Write out the lines below once more, exactly as they appear. Do not include pictures.

--- DATA RECORDS ---

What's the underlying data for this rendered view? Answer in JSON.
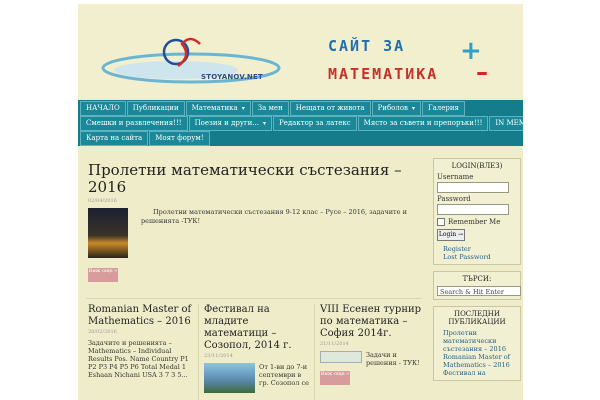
{
  "colors": {
    "nav_bg": "#157c8c",
    "page_bg": "#efedc9",
    "more_button": "#d89c9c",
    "link": "#1f5e8a"
  },
  "header": {
    "logo_text": "STOYANOV.NET",
    "slogan_line1": "САЙТ ЗА",
    "slogan_line2": "МАТЕМАТИКА",
    "plus": "+",
    "minus": "–"
  },
  "nav": {
    "row1": [
      {
        "label": "НАЧАЛО",
        "arrow": false
      },
      {
        "label": "Публикации",
        "arrow": false
      },
      {
        "label": "Математика",
        "arrow": true
      },
      {
        "label": "За мен",
        "arrow": false
      },
      {
        "label": "Нещата от живота",
        "arrow": false
      },
      {
        "label": "Риболов",
        "arrow": true
      },
      {
        "label": "Галерия",
        "arrow": false
      }
    ],
    "row2": [
      {
        "label": "Смешки и развлечения!!!",
        "arrow": false
      },
      {
        "label": "Поезия и други...",
        "arrow": true
      },
      {
        "label": "Редактор за латекс",
        "arrow": false
      },
      {
        "label": "Място за съвети и препоръки!!!",
        "arrow": false
      },
      {
        "label": "IN MEMORIAM",
        "arrow": false
      }
    ],
    "row3": [
      {
        "label": "Карта на сайта",
        "arrow": false
      },
      {
        "label": "Моят форум!",
        "arrow": false
      }
    ]
  },
  "featured": {
    "title": "Пролетни математически състезания – 2016",
    "date": "02/04/2016",
    "excerpt": "Пролетни математически състезания 9-12 клас – Русе – 2016, задачите и решенията -ТУК!",
    "more": "Виж още »"
  },
  "cards": [
    {
      "title": "Romanian Master of Mathematics – 2016",
      "date": "28/02/2016",
      "body": "Задачите и решенията – Mathematics – Individual Results Pos. Name Country P1 P2 P3 P4 P5 P6 Total Medal 1 Eshaan Nichani USA 3 7 3 5..."
    },
    {
      "title": "Фестивал на младите математици – Созопол, 2014 г.",
      "date": "23/11/2014",
      "body": "От 1-ви до 7-и септември в гр. Созопол се"
    },
    {
      "title": "VIII Есенен турнир по математика – София 2014г.",
      "date": "21/11/2014",
      "body": "Задачи и решения - ТУК!",
      "more": "Виж още »"
    }
  ],
  "sidebar": {
    "login_title": "LOGIN(ВЛЕЗ)",
    "username_label": "Username",
    "password_label": "Password",
    "remember_label": "Remember Me",
    "login_button": "Login →",
    "register": "Register",
    "lost_password": "Lost Password",
    "search_title": "ТЪРСИ:",
    "search_value": "Search & Hit Enter",
    "recent_title": "ПОСЛЕДНИ ПУБЛИКАЦИИ",
    "recent": [
      "Пролетни математически състезания – 2016",
      "Romanian Master of Mathematics – 2016",
      "Фестивал на"
    ]
  }
}
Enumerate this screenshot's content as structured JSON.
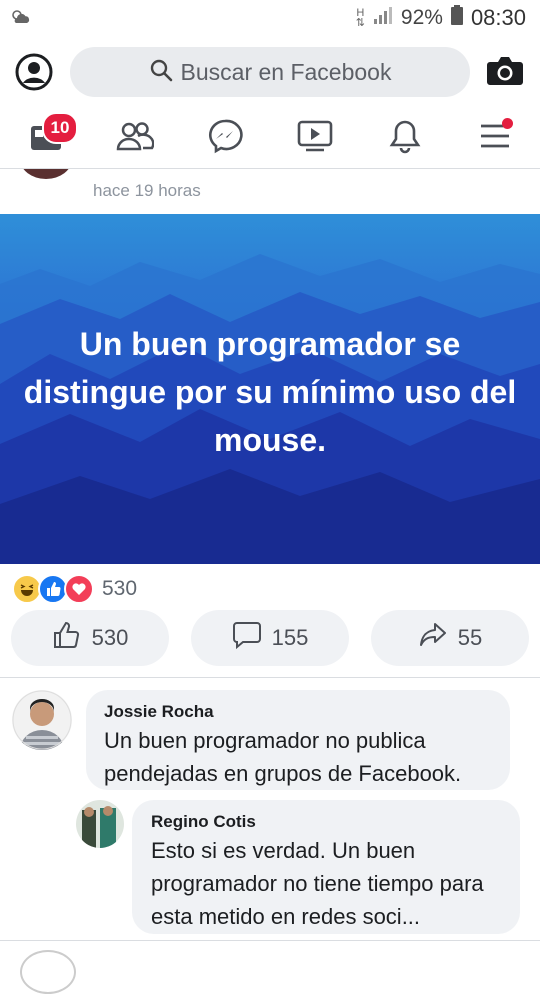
{
  "status_bar": {
    "battery": "92%",
    "time": "08:30",
    "network": "H"
  },
  "search": {
    "placeholder": "Buscar en Facebook"
  },
  "nav": {
    "home_badge": "10"
  },
  "post": {
    "time": "hace 19 horas",
    "image_text": "Un buen programador se distingue por su mínimo uso del mouse.",
    "reaction_count": "530",
    "actions": {
      "like": "530",
      "comment": "155",
      "share": "55"
    }
  },
  "comments": [
    {
      "name": "Jossie Rocha",
      "text": "Un buen programador no publica pendejadas en grupos de Facebook."
    },
    {
      "name": "Regino Cotis",
      "text": "Esto si es verdad. Un buen programador no tiene tiempo para esta metido en redes soci..."
    }
  ],
  "colors": {
    "facebook_blue": "#1877f2",
    "badge_red": "#e41e3f",
    "bubble_gray": "#f0f2f5"
  }
}
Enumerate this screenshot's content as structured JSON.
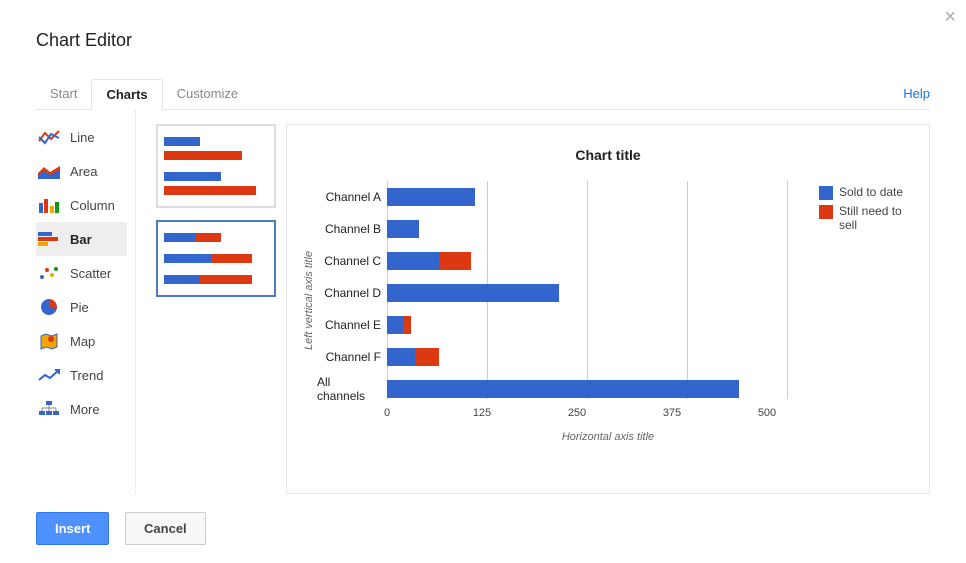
{
  "dialog_title": "Chart Editor",
  "close": "×",
  "tabs": {
    "start": "Start",
    "charts": "Charts",
    "customize": "Customize"
  },
  "help_link": "Help",
  "chart_types": {
    "line": "Line",
    "area": "Area",
    "column": "Column",
    "bar": "Bar",
    "scatter": "Scatter",
    "pie": "Pie",
    "map": "Map",
    "trend": "Trend",
    "more": "More"
  },
  "chart_data": {
    "type": "bar",
    "title": "Chart title",
    "xlabel": "Horizontal axis title",
    "ylabel": "Left vertical axis title",
    "ticks": [
      0,
      125,
      250,
      375,
      500
    ],
    "legend_position": "right",
    "categories": [
      "Channel A",
      "Channel B",
      "Channel C",
      "Channel D",
      "Channel E",
      "Channel F",
      "All channels"
    ],
    "series": [
      {
        "name": "Sold to date",
        "color": "#3366cc",
        "values": [
          110,
          40,
          65,
          215,
          20,
          35,
          440
        ]
      },
      {
        "name": "Still need to sell",
        "color": "#dc3912",
        "values": [
          0,
          0,
          40,
          0,
          10,
          30,
          0
        ]
      }
    ]
  },
  "buttons": {
    "insert": "Insert",
    "cancel": "Cancel"
  }
}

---

**WRITTEN SOLUTION**
What's the underlying data for this rendered view? Answer in JSON.
{
  "colors": {
    "nav_bg": "#157c8c",
    "page_bg": "#efedc9",
    "more_button": "#d89c9c",
    "link": "#1f5e8a"
  },
  "header": {
    "logo_text": "STOYANOV.NET",
    "slogan_line1": "САЙТ ЗА",
    "slogan_line2": "МАТЕМАТИКА",
    "plus": "+",
    "minus": "–"
  },
  "nav": {
    "row1": [
      {
        "label": "НАЧАЛО",
        "arrow": false
      },
      {
        "label": "Публикации",
        "arrow": false
      },
      {
        "label": "Математика",
        "arrow": true
      },
      {
        "label": "За мен",
        "arrow": false
      },
      {
        "label": "Нещата от живота",
        "arrow": false
      },
      {
        "label": "Риболов",
        "arrow": true
      },
      {
        "label": "Галерия",
        "arrow": false
      }
    ],
    "row2": [
      {
        "label": "Смешки и развлечения!!!",
        "arrow": false
      },
      {
        "label": "Поезия и други...",
        "arrow": true
      },
      {
        "label": "Редактор за латекс",
        "arrow": false
      },
      {
        "label": "Място за съвети и препоръки!!!",
        "arrow": false
      },
      {
        "label": "IN MEMORIAM",
        "arrow": false
      }
    ],
    "row3": [
      {
        "label": "Карта на сайта",
        "arrow": false
      },
      {
        "label": "Моят форум!",
        "arrow": false
      }
    ]
  },
  "featured": {
    "title": "Пролетни математически състезания – 2016",
    "date": "02/04/2016",
    "excerpt": "Пролетни математически състезания 9-12 клас – Русе – 2016, задачите и решенията -ТУК!",
    "more": "Виж още »"
  },
  "cards": [
    {
      "title": "Romanian Master of Mathematics – 2016",
      "date": "28/02/2016",
      "body": "Задачите и решенията – Mathematics – Individual Results Pos. Name Country P1 P2 P3 P4 P5 P6 Total Medal 1 Eshaan Nichani USA 3 7 3 5..."
    },
    {
      "title": "Фестивал на младите математици – Созопол, 2014 г.",
      "date": "23/11/2014",
      "body": "От 1-ви до 7-и септември в гр. Созопол се"
    },
    {
      "title": "VIII Есенен турнир по математика – София 2014г.",
      "date": "21/11/2014",
      "body": "Задачи и решения - ТУК!",
      "more": "Виж още »"
    }
  ],
  "sidebar": {
    "login_title": "LOGIN(ВЛЕЗ)",
    "username_label": "Username",
    "password_label": "Password",
    "remember_label": "Remember Me",
    "login_button": "Login →",
    "register": "Register",
    "lost_password": "Lost Password",
    "search_title": "ТЪРСИ:",
    "search_value": "Search & Hit Enter",
    "recent_title": "ПОСЛЕДНИ ПУБЛИКАЦИИ",
    "recent": [
      "Пролетни математически състезания – 2016",
      "Romanian Master of Mathematics – 2016",
      "Фестивал на"
    ]
  }
}
Enumerate this screenshot's content as structured JSON.
{
  "status_bar": {
    "battery": "92%",
    "time": "08:30",
    "network": "H"
  },
  "search": {
    "placeholder": "Buscar en Facebook"
  },
  "nav": {
    "home_badge": "10"
  },
  "post": {
    "time": "hace 19 horas",
    "image_text": "Un buen programador se distingue por su mínimo uso del mouse.",
    "reaction_count": "530",
    "actions": {
      "like": "530",
      "comment": "155",
      "share": "55"
    }
  },
  "comments": [
    {
      "name": "Jossie Rocha",
      "text": "Un buen programador no publica pendejadas en grupos de Facebook."
    },
    {
      "name": "Regino Cotis",
      "text": "Esto si es verdad. Un buen programador no tiene tiempo para esta metido en redes soci..."
    }
  ],
  "colors": {
    "facebook_blue": "#1877f2",
    "badge_red": "#e41e3f",
    "bubble_gray": "#f0f2f5"
  }
}
Enumerate this screenshot's content as structured JSON.
{
  "dialog_title": "Chart Editor",
  "close": "×",
  "tabs": {
    "start": "Start",
    "charts": "Charts",
    "customize": "Customize"
  },
  "help_link": "Help",
  "chart_types": {
    "line": "Line",
    "area": "Area",
    "column": "Column",
    "bar": "Bar",
    "scatter": "Scatter",
    "pie": "Pie",
    "map": "Map",
    "trend": "Trend",
    "more": "More"
  },
  "chart_data": {
    "type": "bar",
    "title": "Chart title",
    "xlabel": "Horizontal axis title",
    "ylabel": "Left vertical axis title",
    "ticks": [
      0,
      125,
      250,
      375,
      500
    ],
    "legend_position": "right",
    "categories": [
      "Channel A",
      "Channel B",
      "Channel C",
      "Channel D",
      "Channel E",
      "Channel F",
      "All channels"
    ],
    "series": [
      {
        "name": "Sold to date",
        "color": "#3366cc",
        "values": [
          110,
          40,
          65,
          215,
          20,
          35,
          440
        ]
      },
      {
        "name": "Still need to sell",
        "color": "#dc3912",
        "values": [
          0,
          0,
          40,
          0,
          10,
          30,
          0
        ]
      }
    ]
  },
  "buttons": {
    "insert": "Insert",
    "cancel": "Cancel"
  }
}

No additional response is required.